a-connect: Can you tell us about the first project you did with a-connect and what your role was?

David Brawner: Hanne called me around the time she and Nils were starting a-connect and developing the business. She said she had been approached by a former client of hers who met someone from Eastern Europe needing help. The future client turned out to be a representative of an oligarch in Eastern Europe [Poland] who wanted to start a low-cost airline. They wanted help in developing a business case but, as they were mainly in the railway business, they did not really know how to do this. I had done this kind of work before, so I was quite happy to help out. It turned into a project that lasted several months, which led to the building of the airline’s management team and business plan, as well as traveling to Los Angeles to negotiate several aircraft leases.

The highlight was presenting the business case to the oligarch, who immediately approved it. He also gave some free words of advice and anecdotes on how to do business in the “Wild East”. Fortunately, I have not needed to put them to use so far!


ac: As one of our most longstanding IPs, what advice would you give to our new IPs who have just started out?

DB: When in doubt about anything, ask your a-connect partner for advice and help. You will get support for all kinds of client situations.


ac: How do you feel a-connect and the world of independent working has changed 15 years on?

DB: Before a-connect, most clients only considered established consulting firms for their projects. The advent of the internet in businesses around 15–20 years ago and the ability to work remotely was one enabler of the new a-connect model. The a-connect office could establish a network of consultants all over the world. Google search and independent visual aids providers have largely replaced the research libraries and visual aid pools of the large consulting firms. An IP can provide a lot more on his or her own now than was ever possible 15 years ago. Many clients will now consider using IPs for targeted projects, instead of using internal resources who may have less experience or calling on a large consulting firm as they used to. The new consulting model gives clients more options, and consultants the option to become an IP.


ac: If you weren’t an IP, what would you be doing instead?

DB: I would probably be in management at a technology company. Being an IP provides flexibility, which is very valuable for me personally. The experiences I have obtained as an IP have opened all kinds of doors for me as well.


ac: If you were to start your studies today, what would you study?

DB: I have found doing a hard science degree (Physics) extremely useful with regard to being trained in analytical problem-solving, and it has helped me greatly in business. Looking to the future, there is so much potential in life sciences – that area is also very attractive. Studies like immunology and molecular biology would certainly open up all kinds of exciting business opportunities. If someone is interested in working with technology-related companies, a science or engineering degree is invaluable.


ac: Do you have an anecdote you would like to share about a-connect

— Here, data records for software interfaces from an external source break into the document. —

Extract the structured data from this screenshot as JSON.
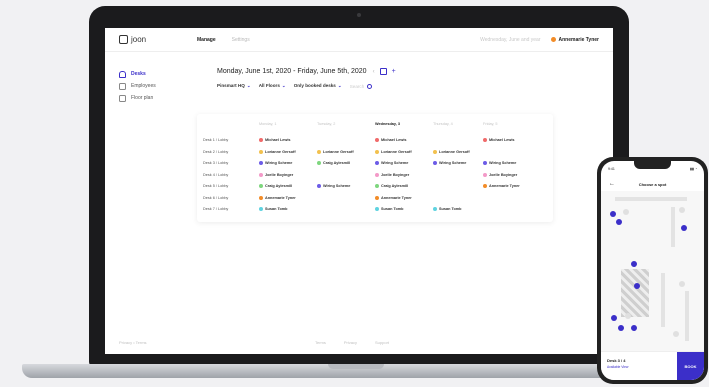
{
  "app": {
    "logo_text": "joon"
  },
  "nav": {
    "manage": "Manage",
    "settings": "Settings"
  },
  "header": {
    "faded_text": "Wednesday, June and year",
    "user_name": "Annemarie Tyner"
  },
  "sidebar": {
    "items": [
      {
        "label": "Desks"
      },
      {
        "label": "Employees"
      },
      {
        "label": "Floor plan"
      }
    ]
  },
  "footer": {
    "left": "Privacy • Terms",
    "center": [
      "Terms",
      "Privacy",
      "Support"
    ]
  },
  "main": {
    "date_range": "Monday, June 1st, 2020 - Friday, June 5th, 2020",
    "filters": [
      "Pinsmart HQ",
      "All Floors",
      "Only booked desks",
      "Search"
    ]
  },
  "table": {
    "columns": [
      "Monday, 1",
      "Tuesday, 2",
      "Wednesday, 3",
      "Thursday, 4",
      "Friday, 5"
    ],
    "rows": [
      {
        "label": "Desk 1 / Lobby",
        "cells": [
          {
            "name": "Michael Lewis",
            "color": "#f06a6a"
          },
          null,
          {
            "name": "Michael Lewis",
            "color": "#f06a6a"
          },
          null,
          {
            "name": "Michael Lewis",
            "color": "#f06a6a"
          }
        ]
      },
      {
        "label": "Desk 2 / Lobby",
        "cells": [
          {
            "name": "Lorianne Gersoff",
            "color": "#f2c14e"
          },
          {
            "name": "Lorianne Gersoff",
            "color": "#f2c14e"
          },
          {
            "name": "Lorianne Gersoff",
            "color": "#f2c14e"
          },
          {
            "name": "Lorianne Gersoff",
            "color": "#f2c14e"
          },
          null
        ]
      },
      {
        "label": "Desk 3 / Lobby",
        "cells": [
          {
            "name": "Wiring Scheme",
            "color": "#6c5ce7"
          },
          {
            "name": "Craig Aylesmill",
            "color": "#7ed67e"
          },
          {
            "name": "Wiring Scheme",
            "color": "#6c5ce7"
          },
          {
            "name": "Wiring Scheme",
            "color": "#6c5ce7"
          },
          {
            "name": "Wiring Scheme",
            "color": "#6c5ce7"
          }
        ]
      },
      {
        "label": "Desk 4 / Lobby",
        "cells": [
          {
            "name": "Joelle Boyinger",
            "color": "#f39ac8"
          },
          null,
          {
            "name": "Joelle Boyinger",
            "color": "#f39ac8"
          },
          null,
          {
            "name": "Joelle Boyinger",
            "color": "#f39ac8"
          }
        ]
      },
      {
        "label": "Desk 5 / Lobby",
        "cells": [
          {
            "name": "Craig Aylesmill",
            "color": "#7ed67e"
          },
          {
            "name": "Wiring Scheme",
            "color": "#6c5ce7"
          },
          {
            "name": "Craig Aylesmill",
            "color": "#7ed67e"
          },
          null,
          {
            "name": "Annemarie Tyner",
            "color": "#f28c28"
          }
        ]
      },
      {
        "label": "Desk 6 / Lobby",
        "cells": [
          {
            "name": "Annemarie Tyner",
            "color": "#f28c28"
          },
          null,
          {
            "name": "Annemarie Tyner",
            "color": "#f28c28"
          },
          null,
          null
        ]
      },
      {
        "label": "Desk 7 / Lobby",
        "cells": [
          {
            "name": "Susan Tomb",
            "color": "#5fd3e0"
          },
          null,
          {
            "name": "Susan Tomb",
            "color": "#5fd3e0"
          },
          {
            "name": "Susan Tomb",
            "color": "#5fd3e0"
          },
          null
        ]
      }
    ]
  },
  "phone": {
    "time": "9:41",
    "title": "Choose a spot",
    "desk_name": "Desk 3 / 4",
    "desk_sub": "Available  View",
    "book_label": "BOOK"
  },
  "colors": {
    "accent": "#3b2fc9"
  }
}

DB: One of my most satisfying projects was one of the most difficult. It was a large project involving several IPs with different backgrounds, as well as a diverse client group. Disagreements in approach were raised during the study that were difficult to resolve in the short term. In the end, we sorted things out with the help of Nils and other a-connect staff, and I made some close friends as a result of that intense experience. Several years of follow-on studies were the result, and the client recognized our dedication.